Data about app and page elements ▸
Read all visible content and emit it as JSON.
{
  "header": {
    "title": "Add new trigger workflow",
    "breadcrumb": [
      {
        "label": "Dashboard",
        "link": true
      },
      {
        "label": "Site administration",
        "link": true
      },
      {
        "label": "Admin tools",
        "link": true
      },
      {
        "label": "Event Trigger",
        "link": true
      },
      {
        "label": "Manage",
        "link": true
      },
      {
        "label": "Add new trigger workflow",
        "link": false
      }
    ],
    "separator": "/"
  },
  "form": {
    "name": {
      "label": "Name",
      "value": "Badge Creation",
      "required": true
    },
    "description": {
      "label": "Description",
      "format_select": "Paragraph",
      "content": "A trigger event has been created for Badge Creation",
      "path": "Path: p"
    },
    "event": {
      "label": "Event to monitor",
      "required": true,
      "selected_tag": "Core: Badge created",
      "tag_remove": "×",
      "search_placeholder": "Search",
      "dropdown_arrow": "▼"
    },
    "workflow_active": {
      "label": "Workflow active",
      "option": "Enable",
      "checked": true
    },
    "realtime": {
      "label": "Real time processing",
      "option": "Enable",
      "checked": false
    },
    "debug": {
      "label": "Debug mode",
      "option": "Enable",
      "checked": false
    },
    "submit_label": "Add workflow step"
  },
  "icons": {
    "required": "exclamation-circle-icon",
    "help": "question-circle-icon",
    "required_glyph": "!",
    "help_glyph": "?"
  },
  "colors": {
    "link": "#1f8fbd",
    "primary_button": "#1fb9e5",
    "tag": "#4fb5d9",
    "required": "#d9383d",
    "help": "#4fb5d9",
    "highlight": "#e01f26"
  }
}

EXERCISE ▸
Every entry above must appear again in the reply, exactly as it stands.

PROBLEM SOLUTION ▸
Read all visible content and emit it as JSON.
{
  "header": {
    "title": "Add new trigger workflow",
    "breadcrumb": [
      {
        "label": "Dashboard",
        "link": true
      },
      {
        "label": "Site administration",
        "link": true
      },
      {
        "label": "Admin tools",
        "link": true
      },
      {
        "label": "Event Trigger",
        "link": true
      },
      {
        "label": "Manage",
        "link": true
      },
      {
        "label": "Add new trigger workflow",
        "link": false
      }
    ],
    "separator": "/"
  },
  "form": {
    "name": {
      "label": "Name",
      "value": "Badge Creation",
      "required": true
    },
    "description": {
      "label": "Description",
      "format_select": "Paragraph",
      "content": "A trigger event has been created for Badge Creation",
      "path": "Path: p"
    },
    "event": {
      "label": "Event to monitor",
      "required": true,
      "selected_tag": "Core: Badge created",
      "tag_remove": "×",
      "search_placeholder": "Search",
      "dropdown_arrow": "▼"
    },
    "workflow_active": {
      "label": "Workflow active",
      "option": "Enable",
      "checked": true
    },
    "realtime": {
      "label": "Real time processing",
      "option": "Enable",
      "checked": false
    },
    "debug": {
      "label": "Debug mode",
      "option": "Enable",
      "checked": false
    },
    "submit_label": "Add workflow step"
  },
  "icons": {
    "required": "exclamation-circle-icon",
    "help": "question-circle-icon",
    "required_glyph": "!",
    "help_glyph": "?"
  },
  "colors": {
    "link": "#1f8fbd",
    "primary_button": "#1fb9e5",
    "tag": "#4fb5d9",
    "required": "#d9383d",
    "help": "#4fb5d9",
    "highlight": "#e01f26"
  }
}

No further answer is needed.